*Problem requirements*. Print the listing below exactly, leaving nothing out.

*Records shown*.

◇ ◇ ◇ ◇

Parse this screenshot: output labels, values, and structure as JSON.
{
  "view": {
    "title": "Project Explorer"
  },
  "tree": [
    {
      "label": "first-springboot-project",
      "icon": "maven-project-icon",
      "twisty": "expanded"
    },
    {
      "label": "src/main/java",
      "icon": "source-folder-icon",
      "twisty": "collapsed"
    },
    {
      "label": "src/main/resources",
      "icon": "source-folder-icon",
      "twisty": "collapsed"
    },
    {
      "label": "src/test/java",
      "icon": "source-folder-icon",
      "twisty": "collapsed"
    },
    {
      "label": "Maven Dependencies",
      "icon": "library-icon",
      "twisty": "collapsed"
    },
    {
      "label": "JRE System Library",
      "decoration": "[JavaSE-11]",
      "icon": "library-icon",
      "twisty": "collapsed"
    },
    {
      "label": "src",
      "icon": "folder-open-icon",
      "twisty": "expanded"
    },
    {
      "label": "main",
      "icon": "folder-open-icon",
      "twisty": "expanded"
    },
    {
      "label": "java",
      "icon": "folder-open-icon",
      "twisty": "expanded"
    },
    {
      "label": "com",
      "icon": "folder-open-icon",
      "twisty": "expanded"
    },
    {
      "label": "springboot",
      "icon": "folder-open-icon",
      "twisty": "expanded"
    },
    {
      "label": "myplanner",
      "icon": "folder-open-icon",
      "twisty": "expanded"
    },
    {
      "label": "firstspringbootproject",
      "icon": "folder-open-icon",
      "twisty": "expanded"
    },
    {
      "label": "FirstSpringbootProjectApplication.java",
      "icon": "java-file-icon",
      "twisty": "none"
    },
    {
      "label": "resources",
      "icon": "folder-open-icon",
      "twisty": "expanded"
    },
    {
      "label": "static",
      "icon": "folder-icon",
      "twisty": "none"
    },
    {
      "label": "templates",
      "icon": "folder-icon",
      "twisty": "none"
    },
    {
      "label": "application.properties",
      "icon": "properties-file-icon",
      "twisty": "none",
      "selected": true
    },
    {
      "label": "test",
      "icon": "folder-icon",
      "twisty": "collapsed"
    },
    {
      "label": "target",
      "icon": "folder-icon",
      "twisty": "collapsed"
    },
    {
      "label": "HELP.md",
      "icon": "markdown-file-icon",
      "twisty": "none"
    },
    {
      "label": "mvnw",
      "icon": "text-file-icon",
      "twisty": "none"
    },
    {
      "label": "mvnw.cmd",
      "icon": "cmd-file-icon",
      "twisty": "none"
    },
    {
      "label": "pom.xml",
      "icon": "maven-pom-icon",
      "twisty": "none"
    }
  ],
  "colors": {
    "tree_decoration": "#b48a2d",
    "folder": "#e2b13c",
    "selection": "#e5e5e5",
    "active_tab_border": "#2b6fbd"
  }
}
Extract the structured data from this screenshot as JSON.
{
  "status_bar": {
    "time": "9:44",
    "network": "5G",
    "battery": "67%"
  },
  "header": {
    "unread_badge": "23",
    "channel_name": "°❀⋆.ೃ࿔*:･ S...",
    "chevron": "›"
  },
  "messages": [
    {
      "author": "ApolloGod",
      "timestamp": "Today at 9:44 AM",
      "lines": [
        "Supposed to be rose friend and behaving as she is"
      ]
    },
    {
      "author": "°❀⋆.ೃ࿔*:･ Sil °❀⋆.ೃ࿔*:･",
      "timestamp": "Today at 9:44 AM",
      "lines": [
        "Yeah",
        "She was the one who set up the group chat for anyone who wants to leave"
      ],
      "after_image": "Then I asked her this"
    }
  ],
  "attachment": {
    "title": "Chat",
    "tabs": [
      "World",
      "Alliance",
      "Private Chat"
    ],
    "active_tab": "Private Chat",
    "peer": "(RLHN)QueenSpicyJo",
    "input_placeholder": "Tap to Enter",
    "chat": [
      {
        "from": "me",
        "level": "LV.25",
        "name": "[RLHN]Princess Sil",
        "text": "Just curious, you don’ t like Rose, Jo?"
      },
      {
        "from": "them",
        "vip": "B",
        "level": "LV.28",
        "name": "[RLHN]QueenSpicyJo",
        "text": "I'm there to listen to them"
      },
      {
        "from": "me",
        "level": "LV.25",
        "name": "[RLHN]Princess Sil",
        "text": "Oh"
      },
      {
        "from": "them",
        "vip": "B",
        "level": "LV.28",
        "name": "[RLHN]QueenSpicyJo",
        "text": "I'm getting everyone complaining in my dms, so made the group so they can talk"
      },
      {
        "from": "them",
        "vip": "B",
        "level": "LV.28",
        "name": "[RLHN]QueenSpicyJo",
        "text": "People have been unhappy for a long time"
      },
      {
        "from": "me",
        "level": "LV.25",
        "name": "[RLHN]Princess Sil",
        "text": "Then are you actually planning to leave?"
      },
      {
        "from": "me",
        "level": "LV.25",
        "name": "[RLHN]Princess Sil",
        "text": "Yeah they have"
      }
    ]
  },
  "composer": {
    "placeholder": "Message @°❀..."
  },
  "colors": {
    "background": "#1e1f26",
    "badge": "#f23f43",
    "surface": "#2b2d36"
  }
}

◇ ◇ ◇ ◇

*Response to this task*.
Parse this screenshot: output labels, values, and structure as JSON.
{
  "view": {
    "title": "Project Explorer"
  },
  "tree": [
    {
      "label": "first-springboot-project",
      "icon": "maven-project-icon",
      "twisty": "expanded"
    },
    {
      "label": "src/main/java",
      "icon": "source-folder-icon",
      "twisty": "collapsed"
    },
    {
      "label": "src/main/resources",
      "icon": "source-folder-icon",
      "twisty": "collapsed"
    },
    {
      "label": "src/test/java",
      "icon": "source-folder-icon",
      "twisty": "collapsed"
    },
    {
      "label": "Maven Dependencies",
      "icon": "library-icon",
      "twisty": "collapsed"
    },
    {
      "label": "JRE System Library",
      "decoration": "[JavaSE-11]",
      "icon": "library-icon",
      "twisty": "collapsed"
    },
    {
      "label": "src",
      "icon": "folder-open-icon",
      "twisty": "expanded"
    },
    {
      "label": "main",
      "icon": "folder-open-icon",
      "twisty": "expanded"
    },
    {
      "label": "java",
      "icon": "folder-open-icon",
      "twisty": "expanded"
    },
    {
      "label": "com",
      "icon": "folder-open-icon",
      "twisty": "expanded"
    },
    {
      "label": "springboot",
      "icon": "folder-open-icon",
      "twisty": "expanded"
    },
    {
      "label": "myplanner",
      "icon": "folder-open-icon",
      "twisty": "expanded"
    },
    {
      "label": "firstspringbootproject",
      "icon": "folder-open-icon",
      "twisty": "expanded"
    },
    {
      "label": "FirstSpringbootProjectApplication.java",
      "icon": "java-file-icon",
      "twisty": "none"
    },
    {
      "label": "resources",
      "icon": "folder-open-icon",
      "twisty": "expanded"
    },
    {
      "label": "static",
      "icon": "folder-icon",
      "twisty": "none"
    },
    {
      "label": "templates",
      "icon": "folder-icon",
      "twisty": "none"
    },
    {
      "label": "application.properties",
      "icon": "properties-file-icon",
      "twisty": "none",
      "selected": true
    },
    {
      "label": "test",
      "icon": "folder-icon",
      "twisty": "collapsed"
    },
    {
      "label": "target",
      "icon": "folder-icon",
      "twisty": "collapsed"
    },
    {
      "label": "HELP.md",
      "icon": "markdown-file-icon",
      "twisty": "none"
    },
    {
      "label": "mvnw",
      "icon": "text-file-icon",
      "twisty": "none"
    },
    {
      "label": "mvnw.cmd",
      "icon": "cmd-file-icon",
      "twisty": "none"
    },
    {
      "label": "pom.xml",
      "icon": "maven-pom-icon",
      "twisty": "none"
    }
  ],
  "colors": {
    "tree_decoration": "#b48a2d",
    "folder": "#e2b13c",
    "selection": "#e5e5e5",
    "active_tab_border": "#2b6fbd"
  }
}
Extract the structured data from this screenshot as JSON.
{
  "status_bar": {
    "time": "9:44",
    "network": "5G",
    "battery": "67%"
  },
  "header": {
    "unread_badge": "23",
    "channel_name": "°❀⋆.ೃ࿔*:･ S...",
    "chevron": "›"
  },
  "messages": [
    {
      "author": "ApolloGod",
      "timestamp": "Today at 9:44 AM",
      "lines": [
        "Supposed to be rose friend and behaving as she is"
      ]
    },
    {
      "author": "°❀⋆.ೃ࿔*:･ Sil °❀⋆.ೃ࿔*:･",
      "timestamp": "Today at 9:44 AM",
      "lines": [
        "Yeah",
        "She was the one who set up the group chat for anyone who wants to leave"
      ],
      "after_image": "Then I asked her this"
    }
  ],
  "attachment": {
    "title": "Chat",
    "tabs": [
      "World",
      "Alliance",
      "Private Chat"
    ],
    "active_tab": "Private Chat",
    "peer": "(RLHN)QueenSpicyJo",
    "input_placeholder": "Tap to Enter",
    "chat": [
      {
        "from": "me",
        "level": "LV.25",
        "name": "[RLHN]Princess Sil",
        "text": "Just curious, you don’ t like Rose, Jo?"
      },
      {
        "from": "them",
        "vip": "B",
        "level": "LV.28",
        "name": "[RLHN]QueenSpicyJo",
        "text": "I'm there to listen to them"
      },
      {
        "from": "me",
        "level": "LV.25",
        "name": "[RLHN]Princess Sil",
        "text": "Oh"
      },
      {
        "from": "them",
        "vip": "B",
        "level": "LV.28",
        "name": "[RLHN]QueenSpicyJo",
        "text": "I'm getting everyone complaining in my dms, so made the group so they can talk"
      },
      {
        "from": "them",
        "vip": "B",
        "level": "LV.28",
        "name": "[RLHN]QueenSpicyJo",
        "text": "People have been unhappy for a long time"
      },
      {
        "from": "me",
        "level": "LV.25",
        "name": "[RLHN]Princess Sil",
        "text": "Then are you actually planning to leave?"
      },
      {
        "from": "me",
        "level": "LV.25",
        "name": "[RLHN]Princess Sil",
        "text": "Yeah they have"
      }
    ]
  },
  "composer": {
    "placeholder": "Message @°❀..."
  },
  "colors": {
    "background": "#1e1f26",
    "badge": "#f23f43",
    "surface": "#2b2d36"
  }
}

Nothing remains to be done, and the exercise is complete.